• [AIM OF THE EXERCISE]:
Write each line out exactly, from the one containing "Give me the" through the final line of the data, and keep pictures out of the copy.

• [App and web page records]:
· · · ·

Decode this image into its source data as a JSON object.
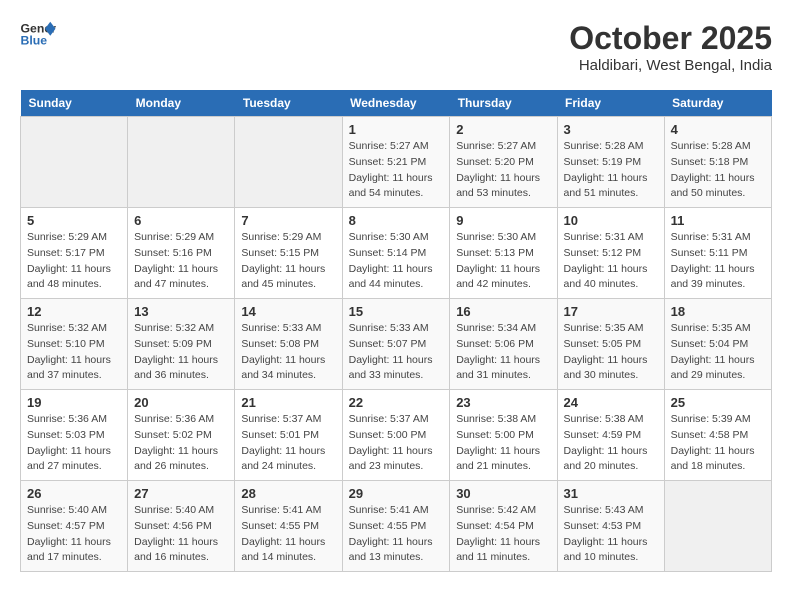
{
  "header": {
    "logo_line1": "General",
    "logo_line2": "Blue",
    "month": "October 2025",
    "location": "Haldibari, West Bengal, India"
  },
  "weekdays": [
    "Sunday",
    "Monday",
    "Tuesday",
    "Wednesday",
    "Thursday",
    "Friday",
    "Saturday"
  ],
  "weeks": [
    [
      {
        "day": "",
        "sunrise": "",
        "sunset": "",
        "daylight": ""
      },
      {
        "day": "",
        "sunrise": "",
        "sunset": "",
        "daylight": ""
      },
      {
        "day": "",
        "sunrise": "",
        "sunset": "",
        "daylight": ""
      },
      {
        "day": "1",
        "sunrise": "Sunrise: 5:27 AM",
        "sunset": "Sunset: 5:21 PM",
        "daylight": "Daylight: 11 hours and 54 minutes."
      },
      {
        "day": "2",
        "sunrise": "Sunrise: 5:27 AM",
        "sunset": "Sunset: 5:20 PM",
        "daylight": "Daylight: 11 hours and 53 minutes."
      },
      {
        "day": "3",
        "sunrise": "Sunrise: 5:28 AM",
        "sunset": "Sunset: 5:19 PM",
        "daylight": "Daylight: 11 hours and 51 minutes."
      },
      {
        "day": "4",
        "sunrise": "Sunrise: 5:28 AM",
        "sunset": "Sunset: 5:18 PM",
        "daylight": "Daylight: 11 hours and 50 minutes."
      }
    ],
    [
      {
        "day": "5",
        "sunrise": "Sunrise: 5:29 AM",
        "sunset": "Sunset: 5:17 PM",
        "daylight": "Daylight: 11 hours and 48 minutes."
      },
      {
        "day": "6",
        "sunrise": "Sunrise: 5:29 AM",
        "sunset": "Sunset: 5:16 PM",
        "daylight": "Daylight: 11 hours and 47 minutes."
      },
      {
        "day": "7",
        "sunrise": "Sunrise: 5:29 AM",
        "sunset": "Sunset: 5:15 PM",
        "daylight": "Daylight: 11 hours and 45 minutes."
      },
      {
        "day": "8",
        "sunrise": "Sunrise: 5:30 AM",
        "sunset": "Sunset: 5:14 PM",
        "daylight": "Daylight: 11 hours and 44 minutes."
      },
      {
        "day": "9",
        "sunrise": "Sunrise: 5:30 AM",
        "sunset": "Sunset: 5:13 PM",
        "daylight": "Daylight: 11 hours and 42 minutes."
      },
      {
        "day": "10",
        "sunrise": "Sunrise: 5:31 AM",
        "sunset": "Sunset: 5:12 PM",
        "daylight": "Daylight: 11 hours and 40 minutes."
      },
      {
        "day": "11",
        "sunrise": "Sunrise: 5:31 AM",
        "sunset": "Sunset: 5:11 PM",
        "daylight": "Daylight: 11 hours and 39 minutes."
      }
    ],
    [
      {
        "day": "12",
        "sunrise": "Sunrise: 5:32 AM",
        "sunset": "Sunset: 5:10 PM",
        "daylight": "Daylight: 11 hours and 37 minutes."
      },
      {
        "day": "13",
        "sunrise": "Sunrise: 5:32 AM",
        "sunset": "Sunset: 5:09 PM",
        "daylight": "Daylight: 11 hours and 36 minutes."
      },
      {
        "day": "14",
        "sunrise": "Sunrise: 5:33 AM",
        "sunset": "Sunset: 5:08 PM",
        "daylight": "Daylight: 11 hours and 34 minutes."
      },
      {
        "day": "15",
        "sunrise": "Sunrise: 5:33 AM",
        "sunset": "Sunset: 5:07 PM",
        "daylight": "Daylight: 11 hours and 33 minutes."
      },
      {
        "day": "16",
        "sunrise": "Sunrise: 5:34 AM",
        "sunset": "Sunset: 5:06 PM",
        "daylight": "Daylight: 11 hours and 31 minutes."
      },
      {
        "day": "17",
        "sunrise": "Sunrise: 5:35 AM",
        "sunset": "Sunset: 5:05 PM",
        "daylight": "Daylight: 11 hours and 30 minutes."
      },
      {
        "day": "18",
        "sunrise": "Sunrise: 5:35 AM",
        "sunset": "Sunset: 5:04 PM",
        "daylight": "Daylight: 11 hours and 29 minutes."
      }
    ],
    [
      {
        "day": "19",
        "sunrise": "Sunrise: 5:36 AM",
        "sunset": "Sunset: 5:03 PM",
        "daylight": "Daylight: 11 hours and 27 minutes."
      },
      {
        "day": "20",
        "sunrise": "Sunrise: 5:36 AM",
        "sunset": "Sunset: 5:02 PM",
        "daylight": "Daylight: 11 hours and 26 minutes."
      },
      {
        "day": "21",
        "sunrise": "Sunrise: 5:37 AM",
        "sunset": "Sunset: 5:01 PM",
        "daylight": "Daylight: 11 hours and 24 minutes."
      },
      {
        "day": "22",
        "sunrise": "Sunrise: 5:37 AM",
        "sunset": "Sunset: 5:00 PM",
        "daylight": "Daylight: 11 hours and 23 minutes."
      },
      {
        "day": "23",
        "sunrise": "Sunrise: 5:38 AM",
        "sunset": "Sunset: 5:00 PM",
        "daylight": "Daylight: 11 hours and 21 minutes."
      },
      {
        "day": "24",
        "sunrise": "Sunrise: 5:38 AM",
        "sunset": "Sunset: 4:59 PM",
        "daylight": "Daylight: 11 hours and 20 minutes."
      },
      {
        "day": "25",
        "sunrise": "Sunrise: 5:39 AM",
        "sunset": "Sunset: 4:58 PM",
        "daylight": "Daylight: 11 hours and 18 minutes."
      }
    ],
    [
      {
        "day": "26",
        "sunrise": "Sunrise: 5:40 AM",
        "sunset": "Sunset: 4:57 PM",
        "daylight": "Daylight: 11 hours and 17 minutes."
      },
      {
        "day": "27",
        "sunrise": "Sunrise: 5:40 AM",
        "sunset": "Sunset: 4:56 PM",
        "daylight": "Daylight: 11 hours and 16 minutes."
      },
      {
        "day": "28",
        "sunrise": "Sunrise: 5:41 AM",
        "sunset": "Sunset: 4:55 PM",
        "daylight": "Daylight: 11 hours and 14 minutes."
      },
      {
        "day": "29",
        "sunrise": "Sunrise: 5:41 AM",
        "sunset": "Sunset: 4:55 PM",
        "daylight": "Daylight: 11 hours and 13 minutes."
      },
      {
        "day": "30",
        "sunrise": "Sunrise: 5:42 AM",
        "sunset": "Sunset: 4:54 PM",
        "daylight": "Daylight: 11 hours and 11 minutes."
      },
      {
        "day": "31",
        "sunrise": "Sunrise: 5:43 AM",
        "sunset": "Sunset: 4:53 PM",
        "daylight": "Daylight: 11 hours and 10 minutes."
      },
      {
        "day": "",
        "sunrise": "",
        "sunset": "",
        "daylight": ""
      }
    ]
  ]
}
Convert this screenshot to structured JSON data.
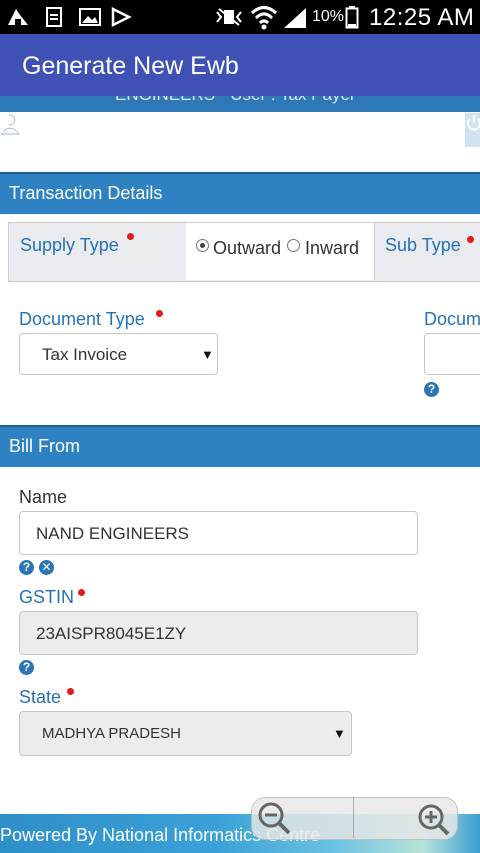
{
  "status_bar": {
    "battery_percent": "10%",
    "time": "12:25 AM"
  },
  "app_bar": {
    "title": "Generate New Ewb"
  },
  "web_header": {
    "user_text": "ENGINEERS - User : Tax Payer"
  },
  "transaction_section": {
    "title": "Transaction Details",
    "supply_type_label": "Supply Type",
    "supply_options": [
      "Outward",
      "Inward"
    ],
    "supply_selected": "Outward",
    "sub_type_label": "Sub Type",
    "document_type_label": "Document Type",
    "document_type_value": "Tax Invoice",
    "document_no_label": "Docum"
  },
  "bill_from_section": {
    "title": "Bill From",
    "name_label": "Name",
    "name_value": "NAND ENGINEERS",
    "gstin_label": "GSTIN",
    "gstin_value": "23AISPR8045E1ZY",
    "state_label": "State",
    "state_value": "MADHYA PRADESH"
  },
  "footer": {
    "text": "Powered By National Informatics Centre"
  },
  "colors": {
    "app_bar": "#3f51b5",
    "section_header": "#2e82c2",
    "label_blue": "#2672b6",
    "required_star": "#e41b1b"
  }
}
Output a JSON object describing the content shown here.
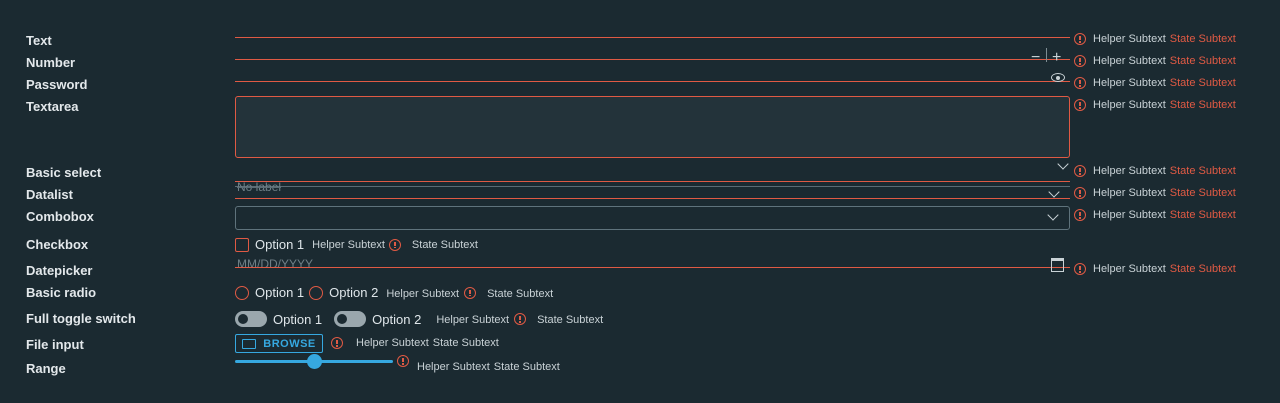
{
  "fields": {
    "text": {
      "label": "Text"
    },
    "number": {
      "label": "Number",
      "minus": "−",
      "plus": "+"
    },
    "password": {
      "label": "Password"
    },
    "textarea": {
      "label": "Textarea"
    },
    "basic_select": {
      "label": "Basic select"
    },
    "datalist": {
      "label": "Datalist",
      "placeholder": "No label"
    },
    "combobox": {
      "label": "Combobox"
    },
    "checkbox": {
      "label": "Checkbox",
      "option": "Option 1"
    },
    "datepicker": {
      "label": "Datepicker",
      "placeholder": "MM/DD/YYYY"
    },
    "basic_radio": {
      "label": "Basic radio",
      "options": [
        "Option 1",
        "Option 2"
      ]
    },
    "toggle": {
      "label": "Full toggle switch",
      "options": [
        "Option 1",
        "Option 2"
      ]
    },
    "file": {
      "label": "File input",
      "button": "BROWSE"
    },
    "range": {
      "label": "Range",
      "value": 0.5
    }
  },
  "helper": "Helper Subtext",
  "state": "State Subtext",
  "colors": {
    "error": "#e05a44",
    "accent": "#36a8e0",
    "background": "#1b2a31"
  }
}
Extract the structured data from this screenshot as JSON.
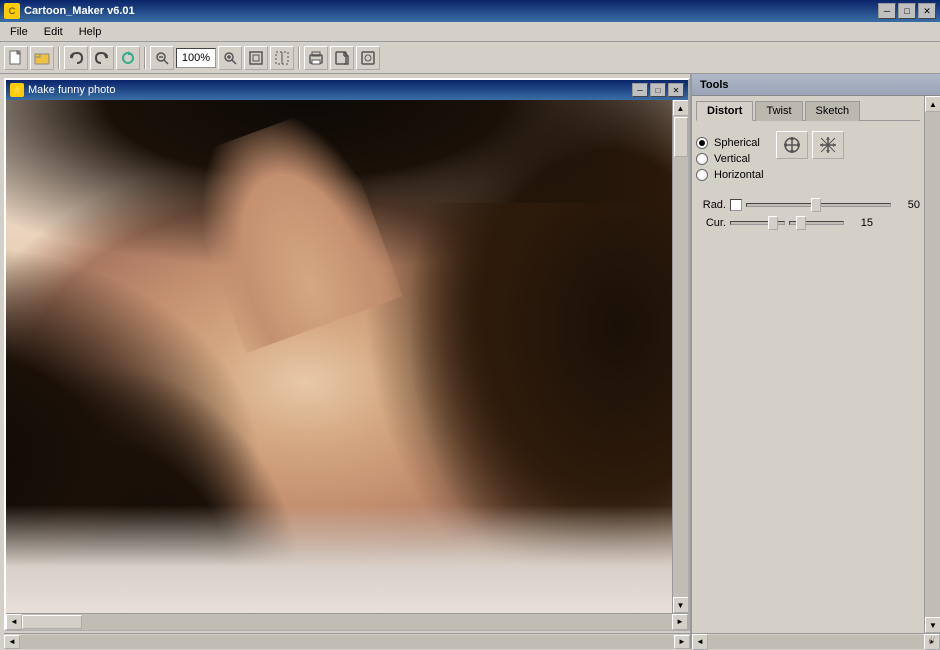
{
  "titleBar": {
    "title": "Cartoon_Maker v6.01",
    "minimizeLabel": "─",
    "maximizeLabel": "□",
    "closeLabel": "✕"
  },
  "menuBar": {
    "items": [
      {
        "label": "File"
      },
      {
        "label": "Edit"
      },
      {
        "label": "Help"
      }
    ]
  },
  "toolbar": {
    "zoomLevel": "100%",
    "buttons": [
      {
        "name": "new",
        "icon": "🖫"
      },
      {
        "name": "open",
        "icon": "📂"
      },
      {
        "name": "undo",
        "icon": "↩"
      },
      {
        "name": "redo",
        "icon": "↪"
      },
      {
        "name": "refresh",
        "icon": "🔄"
      },
      {
        "name": "zoom-out",
        "icon": "−"
      },
      {
        "name": "zoom-in",
        "icon": "+"
      },
      {
        "name": "fit",
        "icon": "⊞"
      },
      {
        "name": "select",
        "icon": "⊹"
      },
      {
        "name": "print",
        "icon": "🖶"
      },
      {
        "name": "export",
        "icon": "⤴"
      },
      {
        "name": "extra",
        "icon": "⊡"
      }
    ]
  },
  "innerWindow": {
    "title": "Make funny photo",
    "minimizeLabel": "─",
    "maximizeLabel": "□",
    "closeLabel": "✕"
  },
  "tools": {
    "title": "Tools",
    "tabs": [
      {
        "label": "Distort",
        "active": true
      },
      {
        "label": "Twist",
        "active": false
      },
      {
        "label": "Sketch",
        "active": false
      }
    ],
    "distort": {
      "radioOptions": [
        {
          "label": "Spherical",
          "selected": true
        },
        {
          "label": "Vertical",
          "selected": false
        },
        {
          "label": "Horizontal",
          "selected": false
        }
      ],
      "toolButtons": [
        {
          "name": "move-tool",
          "icon": "✛"
        },
        {
          "name": "distort-tool",
          "icon": "⊹"
        }
      ],
      "radLabel": "Rad.",
      "radValue": "50",
      "curLabel": "Cur.",
      "curValue": "15"
    }
  }
}
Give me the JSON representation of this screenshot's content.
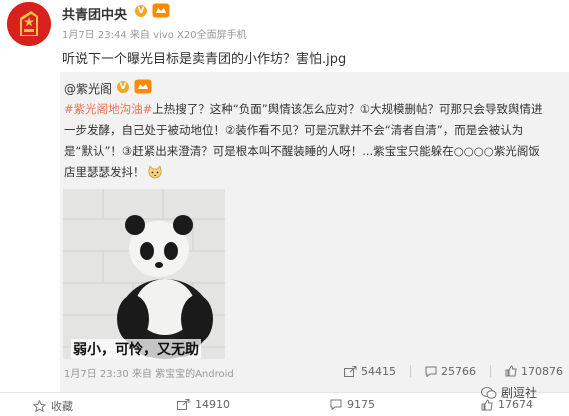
{
  "post": {
    "author": "共青团中央",
    "verified_mark": "V",
    "meta": "1月7日 23:44 来自 vivo X20全面屏手机",
    "text": "听说下一个曝光目标是卖青团的小作坊？害怕.jpg"
  },
  "repost": {
    "author": "@紫光阁",
    "verified_mark": "V",
    "body": {
      "hashtag": "#紫光阁地沟油#",
      "line1_rest": "上热搜了？这种“负面”舆情该怎么应对？①大规模删帖？可那只会导致舆情进",
      "line2": "一步发酵，自己处于被动地位！②装作看不见？可是沉默并不会“清者自清”，而是会被认为",
      "line3": "是“默认”！③赶紧出来澄清？可是根本叫不醒装睡的人呀！...紫宝宝只能躲在○○○○紫光阁饭",
      "line4": "店里瑟瑟发抖！"
    },
    "image_caption": "弱小，可怜，又无助",
    "meta": "1月7日 23:30 来自 紫宝宝的Android",
    "actions": {
      "share_count": "54415",
      "comment_count": "25766",
      "like_count": "170876"
    }
  },
  "bottom_bar": {
    "favorite_label": "收藏",
    "share_count": "14910",
    "comment_count": "9175",
    "like_count": "17674"
  },
  "watermark": "剧逗社",
  "colors": {
    "hashtag": "#eb7350",
    "verified": "#f6a623",
    "avatar_red": "#d8211c",
    "repost_bg": "#f2f2f2"
  }
}
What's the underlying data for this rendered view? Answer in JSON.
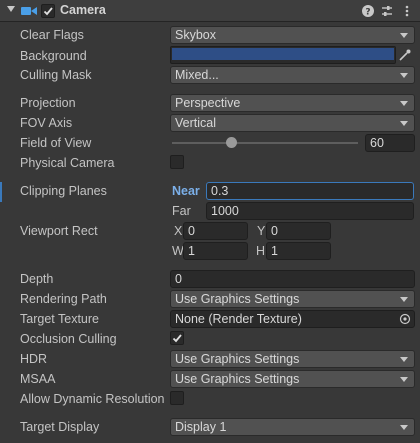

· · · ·

• [RESPONSE BOX]:
Give me the JSON representation of this screenshot's content.
{
  "post": {
    "author": "共青团中央",
    "verified_mark": "V",
    "meta": "1月7日 23:44 来自 vivo X20全面屏手机",
    "text": "听说下一个曝光目标是卖青团的小作坊？害怕.jpg"
  },
  "repost": {
    "author": "@紫光阁",
    "verified_mark": "V",
    "body": {
      "hashtag": "#紫光阁地沟油#",
      "line1_rest": "上热搜了？这种“负面”舆情该怎么应对？①大规模删帖？可那只会导致舆情进",
      "line2": "一步发酵，自己处于被动地位！②装作看不见？可是沉默并不会“清者自清”，而是会被认为",
      "line3": "是“默认”！③赶紧出来澄清？可是根本叫不醒装睡的人呀！...紫宝宝只能躲在○○○○紫光阁饭",
      "line4": "店里瑟瑟发抖！"
    },
    "image_caption": "弱小，可怜，又无助",
    "meta": "1月7日 23:30 来自 紫宝宝的Android",
    "actions": {
      "share_count": "54415",
      "comment_count": "25766",
      "like_count": "170876"
    }
  },
  "bottom_bar": {
    "favorite_label": "收藏",
    "share_count": "14910",
    "comment_count": "9175",
    "like_count": "17674"
  },
  "watermark": "剧逗社",
  "colors": {
    "hashtag": "#eb7350",
    "verified": "#f6a623",
    "avatar_red": "#d8211c",
    "repost_bg": "#f2f2f2"
  }
}
What's the underlying data for this rendered view? Answer in JSON.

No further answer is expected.